As I traveled from San Francisco to Norway's remote Lofoten Islands, I found myself on a series of airplanes that grew smaller with each new leg of the journey, culminating with a small rumbling prop plane that held no more than a dozen or so people, dropping from above the clouds into a scenic wonderland unlike any I had ever seen. On assignment for Backroads to capture film footage of our Norway trips, it was the fulfillment of a dream I'd harbored for over a decade. The first time I glimpsed the magnificent fjords of Norway was on a movie screen, over a decade ago as I was a college student in Siena Italy and watching an epic Italian film called The Best of Youth. The movie follows the life stories of two brothers, one of whom travels to the remote corners of Norway, and I remember being mesmerized by the landscape - the impossibly beautiful mountains leaping up from the narrow channels of water where ferry boats slowly motored beneath the low-hanging clouds. It made an impression on me that I could never quite shake, and it remained in the back of my mind as a place I would one day go, whatever it took to get there.
Flash forward nearly a dozen years and I found myself leading trips for Backroads in Italy, Switzerland and California, and occasionally filming trips as well (like Patagonia!). So, when I was given the opportunity to pick the location of my next destination, there was just one place that stood at the top of the list: Norway. My first task was to film our Norway Walking & Hiking Trip, a trip that tends to fly under the radar a bit, often overlooked in favor of its more popular cousin, Iceland. But times are changing, and the same pull that has drawn people to the raw, rugged, wide-open landscapes of Iceland has begun to illuminate similar and equally beautiful corners of Norway. This is a land where icefields flow over the horizon far beyond where the eye can see, mountain peaks disappear into puffs of clouds and tiny fishing villages appear as if lost in time. My second task was to film our new Lofoten Islands Walking & Hiking Trip. To be honest, I hadn't even heard of the Lofoten Islands until I saw it on the list of our brand new trips. The first time I googled it, my jaw hit the floor. How was this place so undiscovered? A series of islands reaching far out into the Norwegian sea, connected by a network of bridges, winding narrow roads, tunnels, fjords, towering mountain peaks and one picturesque fishing community after another, with their humble red houses looking so striking against a backdrop of green hillsides and blue sea.
For two weeks I was able to experience a landscape that felt timeless and utterly magnificent. We stayed in historic hotels (like the Kviknes Hotel in Balestrand where Kaiser Wilhelm II was a guest when he received word that World War I had begun), we strapped on crampons and walked atop glaciers, we boarded ferries and cruised through narrow fjords from one small seaside town to the next. We hiked high up into the mountains past waterfalls, picking wild raspberries along the way, until we found ourselves standing beside glaciers and looking out over deep fjords in the distance. We walked through old churches build entirely of wood and beside ancient Viking burial grounds.

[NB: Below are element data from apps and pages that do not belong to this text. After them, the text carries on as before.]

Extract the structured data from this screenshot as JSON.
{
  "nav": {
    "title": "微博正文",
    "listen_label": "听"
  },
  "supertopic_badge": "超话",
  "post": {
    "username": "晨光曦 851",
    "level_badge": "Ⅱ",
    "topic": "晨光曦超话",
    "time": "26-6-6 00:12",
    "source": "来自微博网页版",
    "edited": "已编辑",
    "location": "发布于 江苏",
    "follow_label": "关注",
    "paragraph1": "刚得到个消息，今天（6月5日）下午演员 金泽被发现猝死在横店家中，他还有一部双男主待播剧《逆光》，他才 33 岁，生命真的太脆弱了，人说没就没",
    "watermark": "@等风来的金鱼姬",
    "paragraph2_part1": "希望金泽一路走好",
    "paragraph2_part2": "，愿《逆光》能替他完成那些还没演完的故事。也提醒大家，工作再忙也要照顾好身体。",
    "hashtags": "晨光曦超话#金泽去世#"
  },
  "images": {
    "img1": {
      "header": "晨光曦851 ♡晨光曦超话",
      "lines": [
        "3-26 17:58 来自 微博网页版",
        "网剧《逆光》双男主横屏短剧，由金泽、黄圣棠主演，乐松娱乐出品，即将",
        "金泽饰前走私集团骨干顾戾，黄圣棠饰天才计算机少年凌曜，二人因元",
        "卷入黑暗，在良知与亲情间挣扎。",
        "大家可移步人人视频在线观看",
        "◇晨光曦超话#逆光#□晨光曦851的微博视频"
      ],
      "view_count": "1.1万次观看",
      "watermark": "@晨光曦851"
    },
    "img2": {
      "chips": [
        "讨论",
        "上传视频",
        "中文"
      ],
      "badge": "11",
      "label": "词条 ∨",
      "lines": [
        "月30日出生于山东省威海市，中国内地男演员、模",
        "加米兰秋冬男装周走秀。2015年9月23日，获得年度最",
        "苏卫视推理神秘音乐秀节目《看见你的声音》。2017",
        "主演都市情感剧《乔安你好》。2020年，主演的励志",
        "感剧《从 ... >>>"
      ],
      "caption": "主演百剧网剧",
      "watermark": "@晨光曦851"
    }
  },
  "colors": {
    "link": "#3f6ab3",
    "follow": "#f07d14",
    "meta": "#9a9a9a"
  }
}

We toured historic farms and logging communities hardly changed from many centuries ago. It drizzled, it rained, it got sunny and warm, then drizzled some more. At first I was worried about the video footage appearing too gloomy, but as I reviewed it each night, I happily discovered that the camera was capturing Norway in its most beautiful and natural self - dramatic, raw and vivid. Too much sunshine wouldn't have felt right. This was perfect.
The Backroads guests were kind enough to tolerate my running back and forth on the trail, trying to capture everything at once: every waterfall, every wooden bridge, every wildflower and ferry boat passing by. I pulled several of the guests aside and asked them to share with me their impressions of Norway and the Backroads trip. I think Al's quote near the end of the video--entirely unprompted by me--really captured the true essence of our experience. "Norway is a remarkable country...it makes you realize how beautiful and moving nature can be..." I love every shot in this video (it was hard to choose which clips to include among all the hundreds!) but I do have a handful of favorites. The shot at 0:28 was taken from a drone looking down on the town of Reine, where we spend two nights on the Lofoten Islands Trip. An absolutely stunning place! I also love the perspective of the tiny line of Backroads hikers on the glacier at 0:50, appearing as just ants on a massive ice field. And I really love the shot at 1:19 of our group standing motionless on the dock as we waited for our ferry to arrive. It was a spontaneous shot; I just said "Hey guys, since we're standing here, everyone freeze and hold very still." Then I walked through the group and, in just one take, presto!
I wish I could have captured more. The kindness of every local we encountered along the way. The humor and laughter we shared as a group. The solidarity as we propped our damp shoes by the fireplace and enjoyed a fine meal together. Despite all my high hopes and the years of dreaming of coming here, Norway still managed to exceed my expectations. I hope you enjoy the video, I hope it conveys the overwhelming beauty of this special corner of Scandinavia, and I hope it ignites a desire to come experience Norway on one of our four incredible Backroads trips here. Hope to see you soon!